you disagree with me:-) I do agree that there are hard
problems with updates and bugs in general for endpoints and
devices in the middle. I don't agree that breaking TLS or
HTTPs is a viable way to improve that, It'd make it worse.
But rather than repeat things I've said to you in person
before, for this threat, maybe it is work saying that the
proponent here claimed to be interested in a new multiparty
security protocol (in the mailing list description) which
could have been a worthy, if unlikely to succeed endeavour.
In Singapore, I concluded that they are primarily or maybe
only interested in the web as used by people and in mitm'ing
that. So personally I think the separate mailing list would
be better closed down as it seems to have been started on
the basis of some confusion wrt folks' goals.

On 17/12/17 23:19, Diego R. Lopez wrote:
> I am afraid I don’t follow you here… What do you mean by “random
> name/address that claims to be “good””? Given there are appropriate
> roots of trust, how is this “random” trust different from the
> certificate verification process in TLS?

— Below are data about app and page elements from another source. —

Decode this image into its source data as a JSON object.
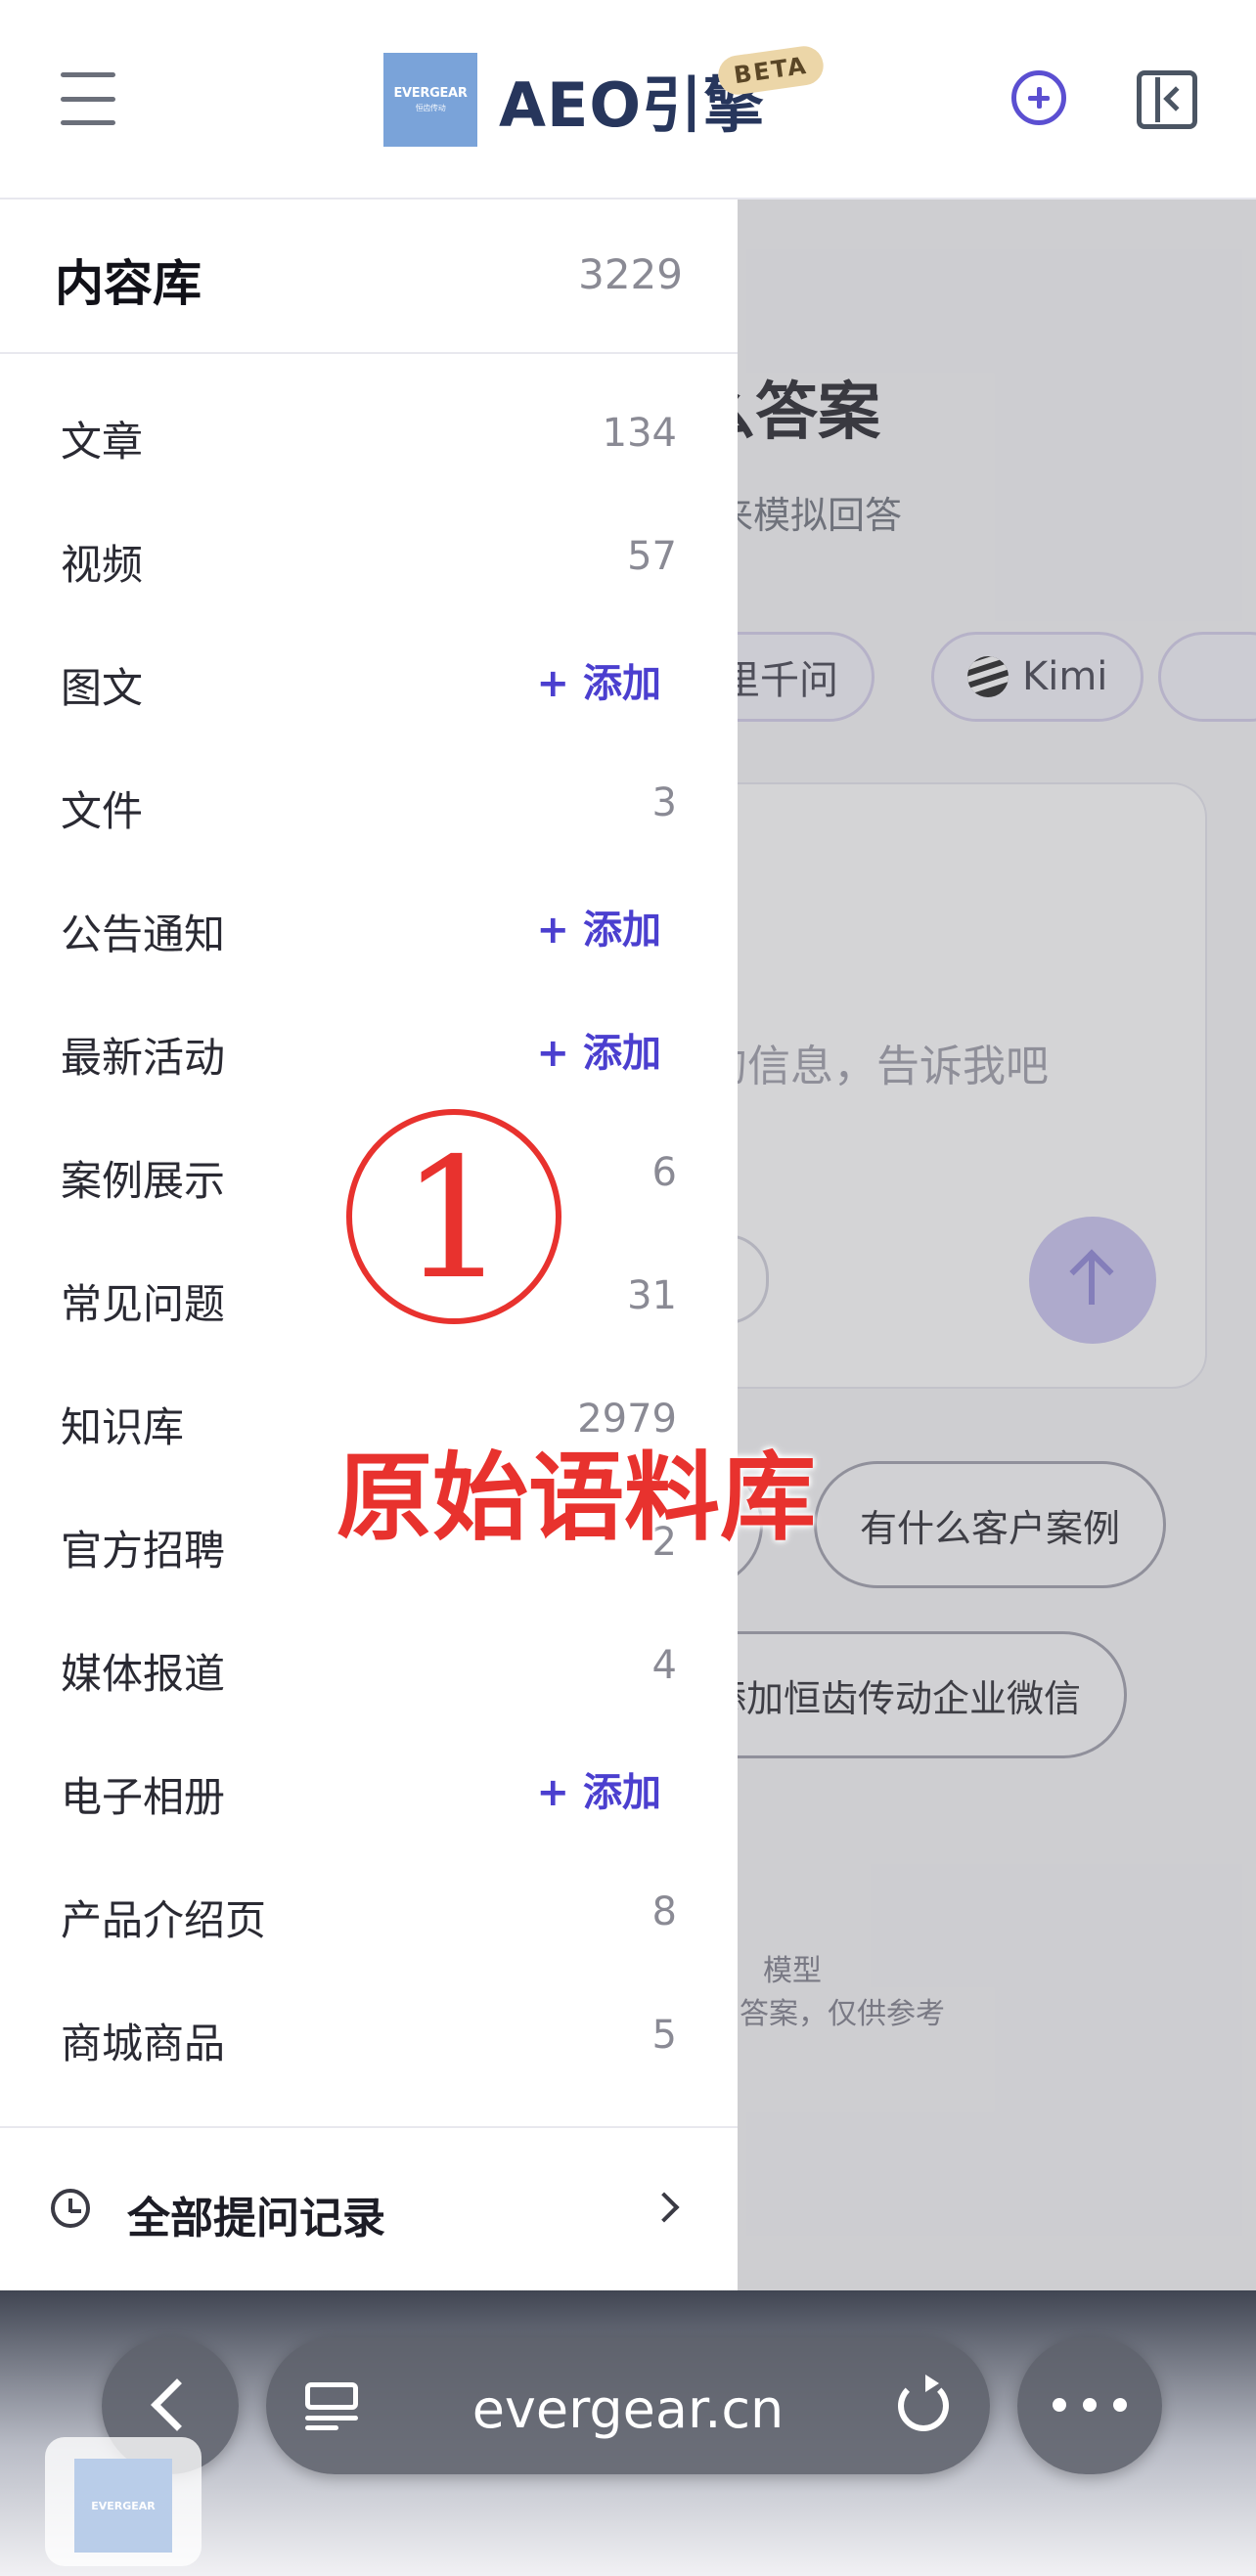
{
  "header": {
    "logo_text": "EVERGEAR",
    "logo_subtext": "恒齿传动",
    "brand": "AEO引擎",
    "beta_badge": "BETA"
  },
  "main": {
    "hero_title": "出什么答案",
    "hero_subtitle": "网信息，来模拟回答",
    "model_chips": [
      "阿里千问",
      "Kimi"
    ],
    "input_placeholder": "的信息，告诉我吧",
    "suggestions": [
      "有什么客户案例",
      "么添加恒齿传动企业微信"
    ],
    "footnotes": [
      "模型",
      "答案，仅供参考"
    ]
  },
  "drawer": {
    "title": "内容库",
    "total": "3229",
    "add_label": "+ 添加",
    "items": [
      {
        "label": "文章",
        "count": "134"
      },
      {
        "label": "视频",
        "count": "57"
      },
      {
        "label": "图文",
        "count": ""
      },
      {
        "label": "文件",
        "count": "3"
      },
      {
        "label": "公告通知",
        "count": ""
      },
      {
        "label": "最新活动",
        "count": ""
      },
      {
        "label": "案例展示",
        "count": "6"
      },
      {
        "label": "常见问题",
        "count": "31"
      },
      {
        "label": "知识库",
        "count": "2979"
      },
      {
        "label": "官方招聘",
        "count": "2"
      },
      {
        "label": "媒体报道",
        "count": "4"
      },
      {
        "label": "电子相册",
        "count": ""
      },
      {
        "label": "产品介绍页",
        "count": "8"
      },
      {
        "label": "商城商品",
        "count": "5"
      }
    ],
    "footer_label": "全部提问记录"
  },
  "annotation": {
    "number": "1",
    "text": "原始语料库",
    "color": "#e8322e"
  },
  "browser": {
    "url": "evergear.cn"
  },
  "colors": {
    "accent": "#5b4fd1",
    "brand_text": "#27365c"
  }
}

The difference in the above context is the the proponents
here want TTPs that tell lies all the time, and that are
so wide-spread and not well-known that they appear to the
endpoints indistinguishable from a random router. The public
Web PKI TTPs we have are far from perfect but at least they
don't do that so far.

There also appears to be some magical thinking that allows
some proponents to say that they think these new lies can
benefit the user and give the user more control. I have no
clue how that can reflect a genuine technical opinion.